With the arrival of the New year there’s a bustle of activity on the field behind Charnwood College. The access road has been laid; the site buildings are all in place; and the machinery and their operators are hard at work.
view up the access road
The view below is underneath the main car-park. The big tanks will collect all the surface water; store it temporarily and then release it at a set rate into the drainage system. It’s required to make sure that all the drains don’t get suddenly overwhelmed with too much water that they cannot cope with.
part of the attenuation system under the main car park
Throughout our visit to the site diggers were hard at work either digging, filling or leveling. It was like the ‘Dance of the Diggers’ with the the silhouettes of their arms stretching out against the setting sun.
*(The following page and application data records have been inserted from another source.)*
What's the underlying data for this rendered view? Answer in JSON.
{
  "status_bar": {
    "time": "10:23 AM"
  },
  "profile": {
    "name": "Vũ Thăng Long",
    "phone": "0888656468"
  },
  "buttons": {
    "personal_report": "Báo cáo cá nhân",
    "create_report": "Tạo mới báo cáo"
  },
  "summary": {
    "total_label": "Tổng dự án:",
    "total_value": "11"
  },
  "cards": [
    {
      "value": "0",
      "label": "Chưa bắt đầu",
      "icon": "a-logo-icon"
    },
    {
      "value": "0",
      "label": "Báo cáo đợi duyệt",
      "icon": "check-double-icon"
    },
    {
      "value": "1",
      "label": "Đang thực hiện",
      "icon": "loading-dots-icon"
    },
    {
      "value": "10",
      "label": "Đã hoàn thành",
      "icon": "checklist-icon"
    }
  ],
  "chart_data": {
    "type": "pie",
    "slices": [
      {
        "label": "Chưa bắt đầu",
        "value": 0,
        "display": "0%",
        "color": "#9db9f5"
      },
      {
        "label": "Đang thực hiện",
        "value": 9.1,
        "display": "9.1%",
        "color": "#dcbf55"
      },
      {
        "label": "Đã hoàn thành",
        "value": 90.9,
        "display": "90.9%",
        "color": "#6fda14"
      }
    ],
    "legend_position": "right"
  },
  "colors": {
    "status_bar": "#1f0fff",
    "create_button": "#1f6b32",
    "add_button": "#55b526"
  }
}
Only a few more sunsets and it will all be complete . .
Please don’t dig me up too
The Dance of the Diggers
Monday 19th November was the day that building began – week one – only another seventy or so to go! The first tasks are to set up the site, put in the access road, and start leveling the site. A quick glance at the field might suggest that it flat, but it’s not – it slopes. In the design stage we had to decide at what level the school would sit relative to the other buildings on the site, and relative to the access road into the new car park – and that decision had an implication as to how much soil had to be moved around and moved offsite.
Preparation for new access road (looking towards where the new front of the school will be)
They say that winter is never an ideal time to start a building project and with some of the recent weather we have had we can understand why – during the first week there was one day when the diggers were mostly digging up water!
diggers at work at the back of the site
It was smiles all around as the sun shone down on the long awaited cutting of the turf ceremony on November 5th. Peter Lewis, Chairman of the County Council spoke of the many different people who had worked so well together to get us to this exciting point in the project. He then wielded his spade to make the first incision into the field – but thankfully wasn’t let loose in the digger that was parked up for the photographs.
Peter Lewis, (County Council chairman), Dave Thomas (Ashmount Head) and Mark Sutton (Charnwood College Head) pose for the photographer
Pupils, staff and governors from Ashmount School were on hand to witness the event, along with members of Charnwood College school council. Every one was kitted out with visibility jackets and hard hats to play their part in the happy occasion.
Smiles all round at the cutting of the turf
There are just a few days to go now until the turf will be cut and building work commences. It’s a fantastic autumn day today and we were up on site to go through more details and make sure everything is on track.
I took the opportunity to grab the samples of the bricks and blocks to be used (being supplied by a local manufacturer) and get a picture of them out in the sunshine. The red bricks, appropriately named the ‘Leicester Autumn Multi’, compliment well the ‘Fireborn Cream’ blocks and both looked fantastic against the autumn colours under the blue sky and glorious sunshine.
Bricks and blocks to be used on the New Ashmount School
This morning we heard confirmation that the final hurdle has been cleared and the countdown begins for the building to commence. It seems a long while since the planning application went in, but following the Local Authority Planning Department’s approval; the Secretary of State’s approval; and now the final approval of Section 77 of the Town & Country Planning Act 1990, we are ready to begin.
Final approval for the new school is granted
The school has waited many years to reach this point. At last building can commence to build a new Ashmount Special School. Last year the school was classed as ‘outstanding‘ by Ofsted. We can now move forward and build on that success and make sure Ashmount School continues to provide the best possible education for special needs children well into the 21st Century.